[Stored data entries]
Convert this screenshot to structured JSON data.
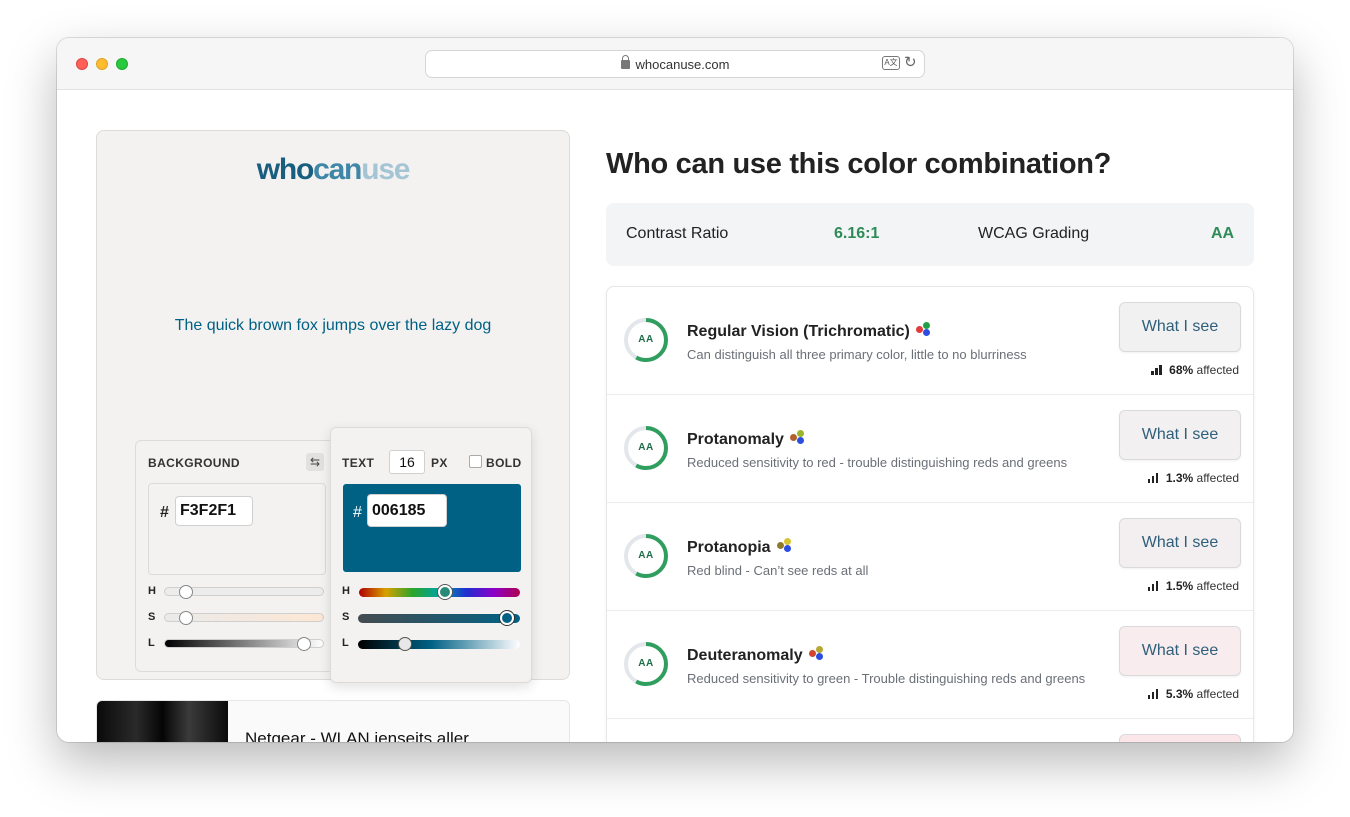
{
  "browser": {
    "url": "whocanuse.com"
  },
  "logo": {
    "part1": "who",
    "part2": "can",
    "part3": "use"
  },
  "preview": {
    "sample_text": "The quick brown fox jumps over the lazy dog"
  },
  "background_panel": {
    "label": "BACKGROUND",
    "hash": "#",
    "hex_value": "F3F2F1",
    "slider_labels": {
      "h": "H",
      "s": "S",
      "l": "L"
    },
    "h_level": 0.1,
    "s_level": 0.1,
    "l_level": 0.92
  },
  "text_panel": {
    "label": "TEXT",
    "size_value": "16",
    "size_unit": "PX",
    "bold_label": "BOLD",
    "hash": "#",
    "hex_value": "006185",
    "slider_labels": {
      "h": "H",
      "s": "S",
      "l": "L"
    },
    "h_level": 0.54,
    "s_level": 0.96,
    "l_level": 0.27
  },
  "ad": {
    "title": "Netgear - WLAN jenseits aller"
  },
  "heading": "Who can use this color combination?",
  "contrast": {
    "ratio_label": "Contrast Ratio",
    "ratio_value": "6.16:1",
    "grading_label": "WCAG Grading",
    "grading_value": "AA"
  },
  "results": [
    {
      "grade": "AA",
      "title": "Regular Vision (Trichromatic)",
      "description": "Can distinguish all three primary color, little to no blurriness",
      "button": "What I see",
      "affected_value": "68%",
      "affected_label": "affected",
      "dots": [
        "#e23b3b",
        "#22a045",
        "#2b4ee0"
      ],
      "button_bg": "#f1f1f1"
    },
    {
      "grade": "AA",
      "title": "Protanomaly",
      "description": "Reduced sensitivity to red - trouble distinguishing reds and greens",
      "button": "What I see",
      "affected_value": "1.3%",
      "affected_label": "affected",
      "dots": [
        "#b0612c",
        "#9ab52a",
        "#2b4ee0"
      ],
      "button_bg": "#f2f0f0"
    },
    {
      "grade": "AA",
      "title": "Protanopia",
      "description": "Red blind - Can’t see reds at all",
      "button": "What I see",
      "affected_value": "1.5%",
      "affected_label": "affected",
      "dots": [
        "#8f7a2a",
        "#d8c431",
        "#2b4ee0"
      ],
      "button_bg": "#f3eff0"
    },
    {
      "grade": "AA",
      "title": "Deuteranomaly",
      "description": "Reduced sensitivity to green - Trouble distinguishing reds and greens",
      "button": "What I see",
      "affected_value": "5.3%",
      "affected_label": "affected",
      "dots": [
        "#d2452f",
        "#b8a730",
        "#2b4ee0"
      ],
      "button_bg": "#f8ecee"
    }
  ]
}
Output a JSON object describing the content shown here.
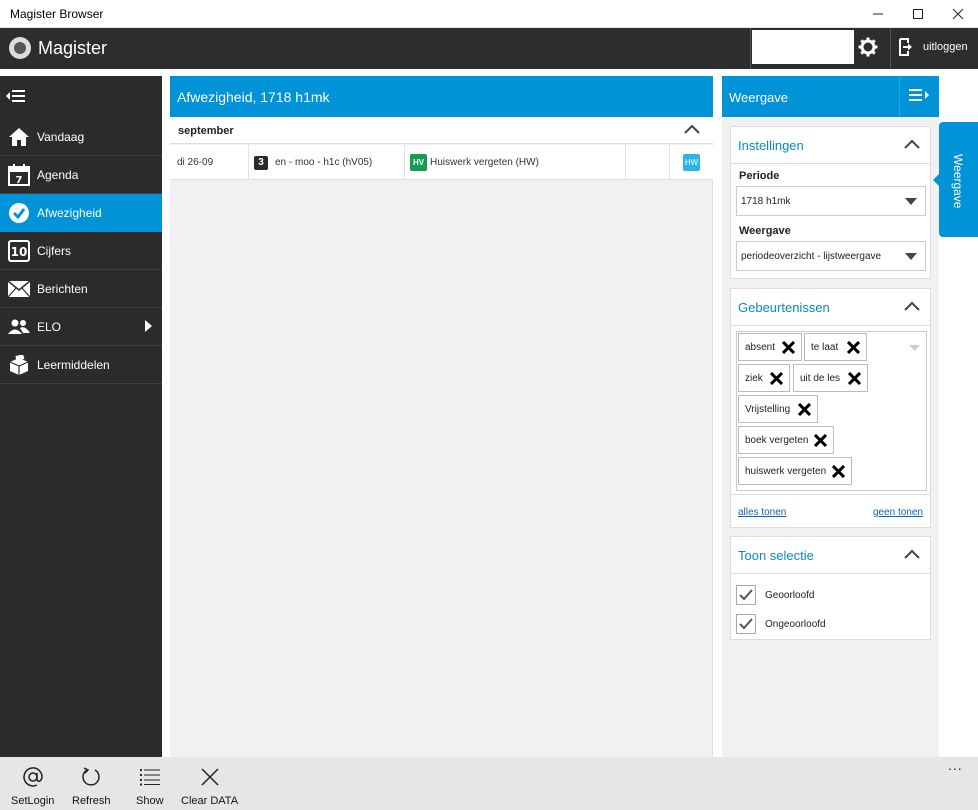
{
  "window": {
    "title": "Magister Browser"
  },
  "header": {
    "app_title": "Magister",
    "logout_label": "uitloggen"
  },
  "sidebar": {
    "items": [
      {
        "label": "Vandaag"
      },
      {
        "label": "Agenda"
      },
      {
        "label": "Afwezigheid"
      },
      {
        "label": "Cijfers"
      },
      {
        "label": "Berichten"
      },
      {
        "label": "ELO"
      },
      {
        "label": "Leermiddelen"
      }
    ]
  },
  "main": {
    "title": "Afwezigheid, 1718 h1mk",
    "month": "september",
    "rows": [
      {
        "date": "di 26-09",
        "hour": "3",
        "lesson": "en - moo - h1c (hV05)",
        "event_code": "HV",
        "event": "Huiswerk vergeten (HW)",
        "badge": "HW"
      }
    ]
  },
  "panel": {
    "title": "Weergave",
    "side_tab": "Weergave",
    "instellingen": {
      "title": "Instellingen",
      "periode_label": "Periode",
      "periode_value": "1718 h1mk",
      "weergave_label": "Weergave",
      "weergave_value": "periodeoverzicht - lijstweergave"
    },
    "gebeurtenissen": {
      "title": "Gebeurtenissen",
      "tags": [
        "absent",
        "te laat",
        "ziek",
        "uit de les",
        "Vrijstelling",
        "boek vergeten",
        "huiswerk vergeten"
      ],
      "show_all": "alles tonen",
      "show_none": "geen tonen"
    },
    "toon_selectie": {
      "title": "Toon selectie",
      "options": [
        "Geoorloofd",
        "Ongeoorloofd"
      ]
    }
  },
  "appbar": {
    "buttons": [
      {
        "label": "SetLogin"
      },
      {
        "label": "Refresh"
      },
      {
        "label": "Show"
      },
      {
        "label": "Clear DATA"
      }
    ],
    "more": "..."
  },
  "colors": {
    "accent": "#0093d7",
    "sidebar": "#2b2b2b",
    "header": "#2d2d2d",
    "hv_green": "#169b52"
  }
}
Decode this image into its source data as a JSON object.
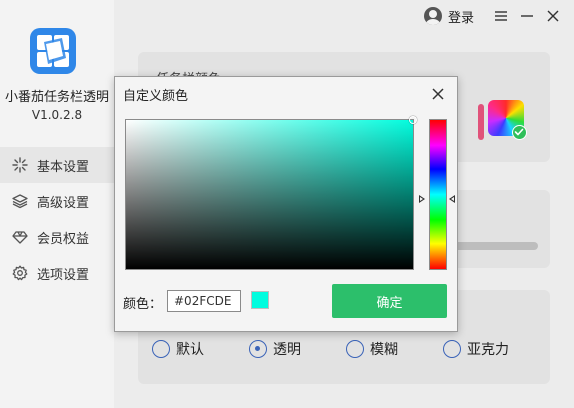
{
  "app": {
    "name": "小番茄任务栏透明",
    "version": "V1.0.2.8"
  },
  "topbar": {
    "login_label": "登录"
  },
  "nav": {
    "items": [
      {
        "label": "基本设置",
        "icon": "sparkle-icon",
        "active": true
      },
      {
        "label": "高级设置",
        "icon": "layers-icon",
        "active": false
      },
      {
        "label": "会员权益",
        "icon": "diamond-icon",
        "active": false
      },
      {
        "label": "选项设置",
        "icon": "gear-icon",
        "active": false
      }
    ]
  },
  "main": {
    "taskbar_color_title": "任务栏颜色",
    "style_options": [
      {
        "label": "默认",
        "checked": false
      },
      {
        "label": "透明",
        "checked": true
      },
      {
        "label": "模糊",
        "checked": false
      },
      {
        "label": "亚克力",
        "checked": false
      }
    ]
  },
  "dialog": {
    "title": "自定义颜色",
    "color_label": "颜色：",
    "hex_value": "#02FCDE",
    "selected_color": "#02FCDE",
    "confirm_label": "确定"
  },
  "colors": {
    "accent_green": "#2CBF6B",
    "brand_blue": "#2F87E8",
    "radio_blue": "#3A63B8"
  }
}
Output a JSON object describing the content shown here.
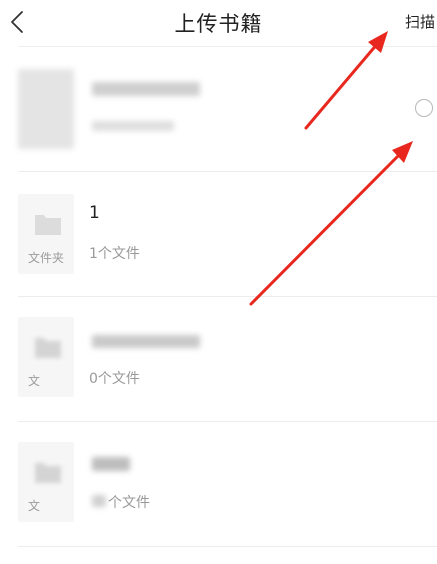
{
  "header": {
    "title": "上传书籍",
    "scan_label": "扫描",
    "back_icon": "chevron-left-icon"
  },
  "items": [
    {
      "name": "",
      "meta": "",
      "thumb_label": "",
      "type": "book",
      "blurred": true
    },
    {
      "name": "1",
      "meta": "1个文件",
      "thumb_label": "文件夹",
      "type": "folder",
      "blurred": false
    },
    {
      "name": "",
      "meta": "0个文件",
      "thumb_label": "文",
      "type": "folder",
      "blurred": true
    },
    {
      "name": "",
      "meta": "个文件",
      "thumb_label": "文",
      "type": "folder",
      "blurred": true
    }
  ],
  "annotations": {
    "arrow_color": "#e8281e"
  }
}
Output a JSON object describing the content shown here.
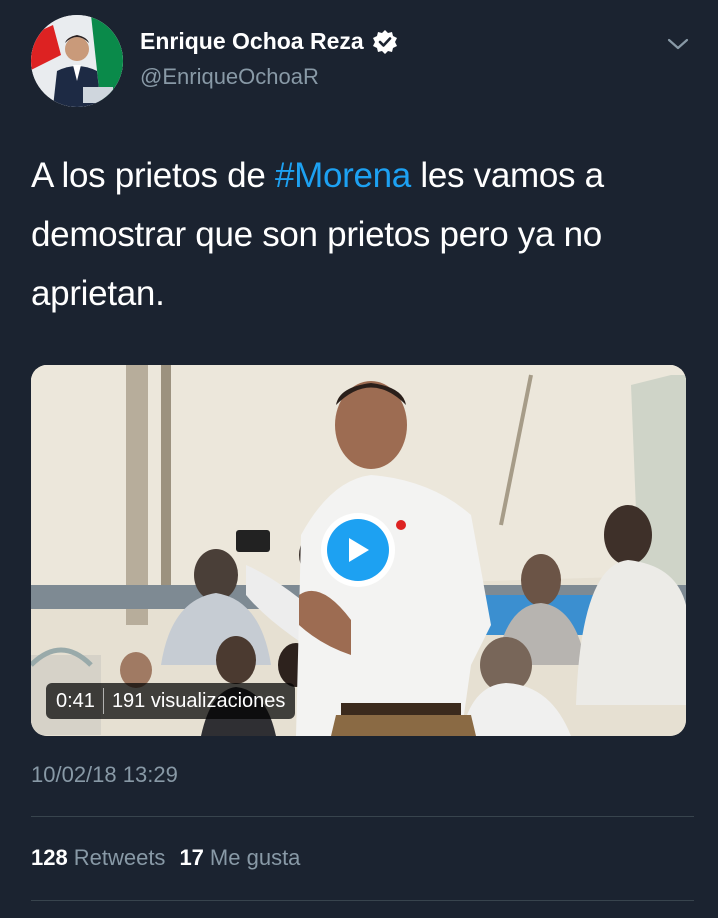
{
  "author": {
    "name": "Enrique Ochoa Reza",
    "handle": "@EnriqueOchoaR",
    "avatar_icon": "profile-photo",
    "verified_icon": "verified-badge-icon"
  },
  "tweet": {
    "text_before": "A los prietos de ",
    "hashtag": "#Morena",
    "text_after": " les vamos a demostrar que son prietos pero ya no aprietan."
  },
  "video": {
    "duration": "0:41",
    "views": "191 visualizaciones",
    "play_icon": "play-icon"
  },
  "timestamp": "10/02/18 13:29",
  "stats": {
    "retweets_count": "128",
    "retweets_label": "Retweets",
    "likes_count": "17",
    "likes_label": "Me gusta"
  },
  "colors": {
    "background": "#1b2330",
    "link": "#1da1f2",
    "secondary_text": "#8899a6",
    "divider": "#38444d"
  }
}
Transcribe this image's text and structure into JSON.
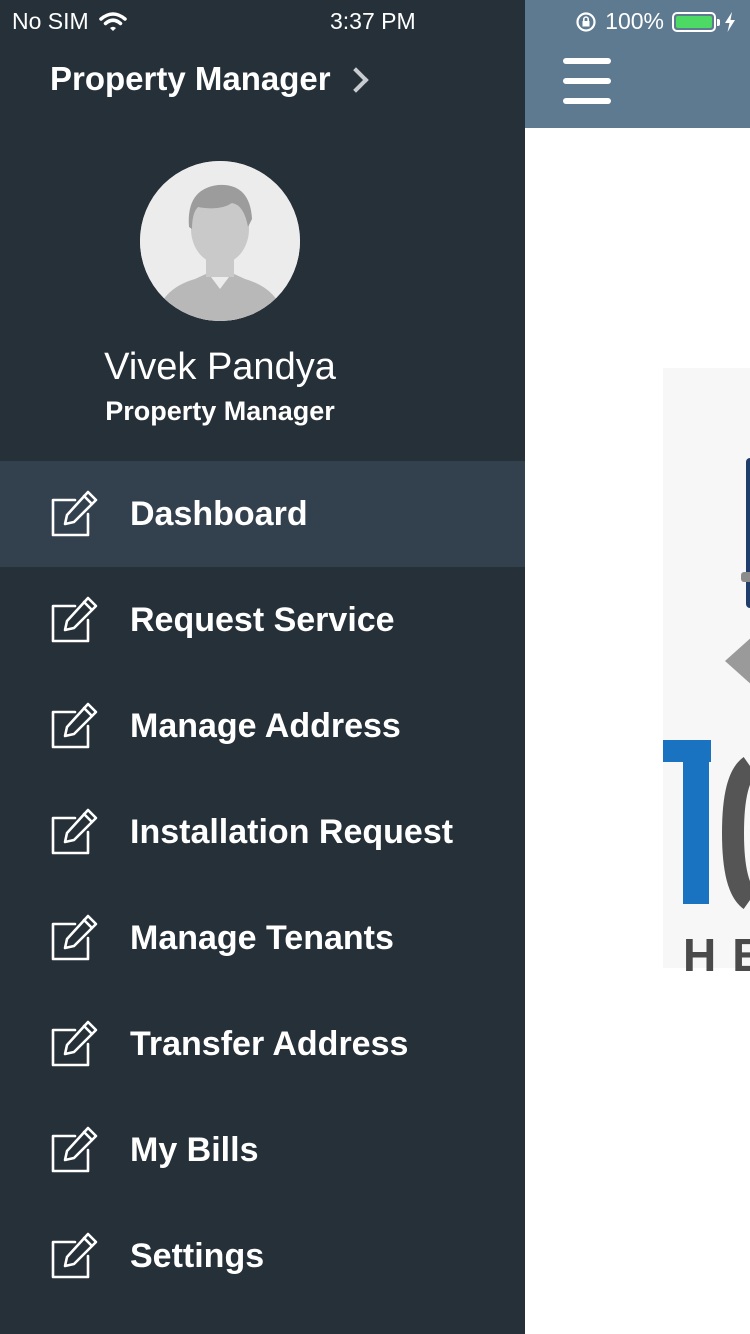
{
  "status_bar": {
    "carrier": "No SIM",
    "time": "3:37 PM",
    "battery": "100%",
    "wifi_icon": "wifi-icon",
    "lock_icon": "rotation-lock-icon",
    "charging_icon": "bolt-icon"
  },
  "drawer": {
    "header_title": "Property Manager",
    "user": {
      "name": "Vivek Pandya",
      "role": "Property Manager"
    },
    "menu": [
      {
        "label": "Dashboard",
        "icon": "edit-icon",
        "active": true
      },
      {
        "label": "Request Service",
        "icon": "edit-icon"
      },
      {
        "label": "Manage Address",
        "icon": "edit-icon"
      },
      {
        "label": "Installation Request",
        "icon": "edit-icon"
      },
      {
        "label": "Manage Tenants",
        "icon": "edit-icon"
      },
      {
        "label": "Transfer Address",
        "icon": "edit-icon"
      },
      {
        "label": "My Bills",
        "icon": "edit-icon"
      },
      {
        "label": "Settings",
        "icon": "edit-icon"
      }
    ]
  },
  "content": {
    "menu_icon": "hamburger-icon",
    "logo_partial_text": "HEA"
  },
  "colors": {
    "drawer_bg": "#263038",
    "active_item_bg": "#33414f",
    "topbar_bg": "#5e7a90",
    "battery_green": "#4cd964",
    "logo_blue": "#1a73c0"
  }
}
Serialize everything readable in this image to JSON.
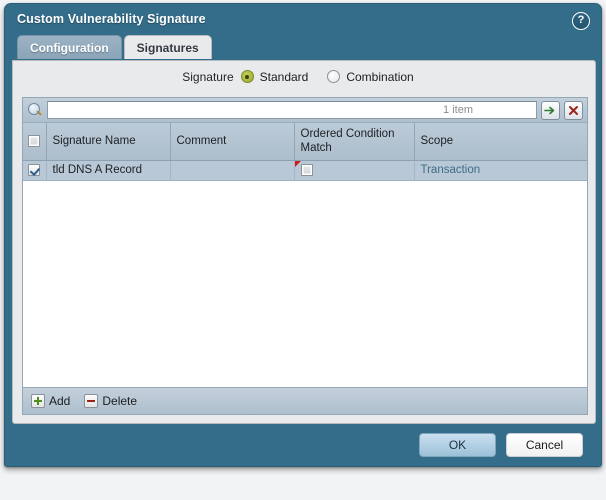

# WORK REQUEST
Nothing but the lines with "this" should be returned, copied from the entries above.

# EXERCISE OUTPUT
Convert this screenshot to structured JSON data.
  "heading": "Who can use this color combination?",
Decode this image into its source data as a JSON object.
Transcribe this image's text and structure into JSON.
Serialize everything readable in this image to JSON.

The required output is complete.